  • 英文を訳して下さい。

    German troops were also to be strafed by British aircraft from low altitude. The French First Army was to extend the attack north, from the Kortebeek to Drie Grachten aiming to reach the St. Jansbeck. German defensive preparations Main article: German defensive preparations: June–July 1917 The German 4th Army operation order for the defensive battle had been issued on 27 June. German infantry units had been reorganised on similar lines to the British, with a rifle section, assault troop section, a grenade-launcher section and a light machine-gun section. Field artillery in the Eingreif divisions had been organised into artillery assault groups, which followed the infantry, to engage the attackers with observed or direct fire. Each infantry regiment of the 183rd Division, based around Westroosebeke behind the northern flank of Group Ypres, had a battalion of the divisional field artillery regiment attached. From mid-1917, the area east of Ypres was defended by six German defensive positions: the front line, Albrecht Stellung (second line), Wilhelm Stellung (third line), Flandern I Stellung (fourth line), Flandern II Stellung (fifth line) and Flandern III Stellung (under construction). In between the German defence positions lay the Belgian villages of Zonnebeke and Passchendaele. On 31 July, the German defence in depth had begun with a front system of three breastworks: Ia, Ib and Ic, each about 220 yd (200 m) apart, garrisoned by the four companies of each front battalion, with listening-posts in no-man's-land.
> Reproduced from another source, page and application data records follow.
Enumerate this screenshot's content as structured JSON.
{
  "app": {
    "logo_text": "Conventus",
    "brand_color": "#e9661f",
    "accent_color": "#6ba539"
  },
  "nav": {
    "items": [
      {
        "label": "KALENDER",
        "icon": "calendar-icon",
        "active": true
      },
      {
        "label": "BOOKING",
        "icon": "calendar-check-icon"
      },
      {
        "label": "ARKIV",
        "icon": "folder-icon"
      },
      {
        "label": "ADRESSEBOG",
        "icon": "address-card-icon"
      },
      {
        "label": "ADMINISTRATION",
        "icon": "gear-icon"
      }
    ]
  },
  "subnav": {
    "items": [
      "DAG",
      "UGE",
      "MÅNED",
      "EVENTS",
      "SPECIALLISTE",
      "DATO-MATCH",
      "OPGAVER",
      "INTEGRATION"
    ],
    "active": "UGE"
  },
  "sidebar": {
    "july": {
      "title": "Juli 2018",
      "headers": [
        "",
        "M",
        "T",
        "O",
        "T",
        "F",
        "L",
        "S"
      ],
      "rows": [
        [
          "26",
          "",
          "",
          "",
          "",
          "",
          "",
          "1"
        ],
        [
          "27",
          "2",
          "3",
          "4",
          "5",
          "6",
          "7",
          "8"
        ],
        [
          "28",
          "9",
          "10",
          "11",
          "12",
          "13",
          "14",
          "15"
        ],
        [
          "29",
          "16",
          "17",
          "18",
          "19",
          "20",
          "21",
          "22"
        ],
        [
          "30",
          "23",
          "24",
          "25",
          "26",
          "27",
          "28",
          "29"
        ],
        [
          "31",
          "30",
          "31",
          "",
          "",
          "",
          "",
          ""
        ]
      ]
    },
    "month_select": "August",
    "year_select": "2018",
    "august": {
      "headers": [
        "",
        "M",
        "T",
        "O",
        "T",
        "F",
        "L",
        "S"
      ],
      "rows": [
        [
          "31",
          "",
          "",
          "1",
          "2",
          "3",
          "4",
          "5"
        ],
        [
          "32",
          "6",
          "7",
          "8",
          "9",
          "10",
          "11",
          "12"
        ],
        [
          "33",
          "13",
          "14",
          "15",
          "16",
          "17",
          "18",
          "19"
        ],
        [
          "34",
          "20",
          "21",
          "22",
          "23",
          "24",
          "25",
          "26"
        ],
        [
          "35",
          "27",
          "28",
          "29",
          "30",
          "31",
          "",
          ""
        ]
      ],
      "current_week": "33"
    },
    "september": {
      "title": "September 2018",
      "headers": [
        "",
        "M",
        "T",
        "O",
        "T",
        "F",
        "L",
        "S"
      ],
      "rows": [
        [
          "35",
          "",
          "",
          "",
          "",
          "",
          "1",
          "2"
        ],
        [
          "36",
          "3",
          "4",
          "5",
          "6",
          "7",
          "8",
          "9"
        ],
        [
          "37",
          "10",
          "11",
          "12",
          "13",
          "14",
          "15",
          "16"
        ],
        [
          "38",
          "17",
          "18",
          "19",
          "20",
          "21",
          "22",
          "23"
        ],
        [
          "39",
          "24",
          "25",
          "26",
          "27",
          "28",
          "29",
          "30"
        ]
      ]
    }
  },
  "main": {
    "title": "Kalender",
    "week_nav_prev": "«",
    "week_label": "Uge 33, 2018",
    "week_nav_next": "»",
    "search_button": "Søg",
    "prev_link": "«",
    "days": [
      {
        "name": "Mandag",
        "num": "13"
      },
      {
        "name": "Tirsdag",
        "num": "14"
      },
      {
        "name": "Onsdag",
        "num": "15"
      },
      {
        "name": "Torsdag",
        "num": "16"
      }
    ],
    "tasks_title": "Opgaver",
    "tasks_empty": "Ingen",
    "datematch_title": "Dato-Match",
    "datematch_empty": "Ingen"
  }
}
About 2,200 yd (2,000 m) behind these works was the Albrecht Stellung (artillery protective line), the rear boundary of the forward battle zone (Kampffeld). Companies of the support battalions, (25 percent Sicherheitsbesatzung to hold the strong-points and 75 percent Stosstruppen to counter-attack towards them), were placed at the back of the Kampffeld, half in the pill-boxes of the Albrecht Stellung, to provide a framework for the re-establishment of defence-in-depth, once the enemy attack had been repulsed.